# WORK REQUEST
Find the lines below that include the word "disks" and state how many there are, adding nothing.

# PROVIDED ENTRIES
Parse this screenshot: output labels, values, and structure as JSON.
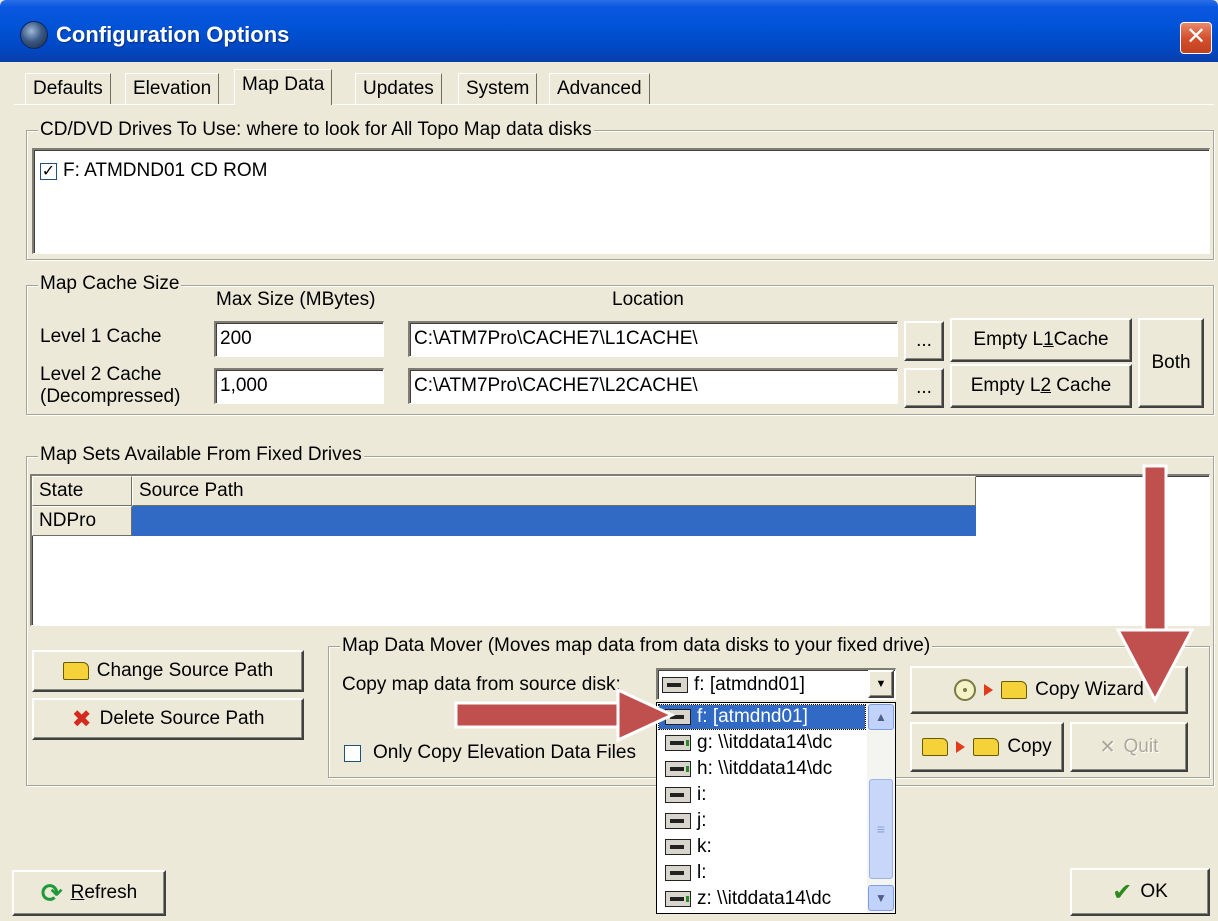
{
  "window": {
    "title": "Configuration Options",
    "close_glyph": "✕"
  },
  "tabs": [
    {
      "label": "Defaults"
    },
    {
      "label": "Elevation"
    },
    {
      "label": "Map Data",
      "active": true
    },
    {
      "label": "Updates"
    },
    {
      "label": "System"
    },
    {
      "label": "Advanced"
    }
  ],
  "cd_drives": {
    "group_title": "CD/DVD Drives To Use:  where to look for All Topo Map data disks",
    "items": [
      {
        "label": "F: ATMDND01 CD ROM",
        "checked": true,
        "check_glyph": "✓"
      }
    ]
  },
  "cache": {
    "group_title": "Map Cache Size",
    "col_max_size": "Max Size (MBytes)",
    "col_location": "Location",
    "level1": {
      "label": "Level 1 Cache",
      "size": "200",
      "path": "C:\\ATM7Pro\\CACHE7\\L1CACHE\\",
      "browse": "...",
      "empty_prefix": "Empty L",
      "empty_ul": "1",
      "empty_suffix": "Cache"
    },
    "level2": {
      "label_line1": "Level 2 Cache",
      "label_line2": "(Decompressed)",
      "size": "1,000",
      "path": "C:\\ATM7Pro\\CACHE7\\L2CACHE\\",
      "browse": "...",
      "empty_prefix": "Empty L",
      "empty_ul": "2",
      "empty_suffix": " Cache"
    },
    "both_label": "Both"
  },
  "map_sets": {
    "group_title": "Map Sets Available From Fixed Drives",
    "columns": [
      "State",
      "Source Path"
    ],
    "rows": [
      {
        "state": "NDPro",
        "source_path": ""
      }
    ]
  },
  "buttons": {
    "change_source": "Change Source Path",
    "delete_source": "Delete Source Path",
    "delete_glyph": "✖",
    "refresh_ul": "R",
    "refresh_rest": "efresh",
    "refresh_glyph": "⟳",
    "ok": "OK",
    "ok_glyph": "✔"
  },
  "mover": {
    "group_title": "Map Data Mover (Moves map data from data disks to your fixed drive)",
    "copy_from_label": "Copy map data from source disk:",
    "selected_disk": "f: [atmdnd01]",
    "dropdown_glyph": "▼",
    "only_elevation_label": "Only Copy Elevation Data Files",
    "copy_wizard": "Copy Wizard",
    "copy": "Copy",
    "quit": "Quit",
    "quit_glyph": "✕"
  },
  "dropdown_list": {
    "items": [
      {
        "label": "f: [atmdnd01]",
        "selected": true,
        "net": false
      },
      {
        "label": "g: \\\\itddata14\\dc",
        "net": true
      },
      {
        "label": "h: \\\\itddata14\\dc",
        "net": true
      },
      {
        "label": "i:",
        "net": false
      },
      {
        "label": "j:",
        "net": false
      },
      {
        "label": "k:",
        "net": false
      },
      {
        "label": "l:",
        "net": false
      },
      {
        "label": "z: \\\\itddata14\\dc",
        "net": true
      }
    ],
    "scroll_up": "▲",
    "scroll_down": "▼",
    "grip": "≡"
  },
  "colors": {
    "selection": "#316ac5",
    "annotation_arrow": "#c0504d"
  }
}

# RESPONSE FOR THIS EXERCISE
2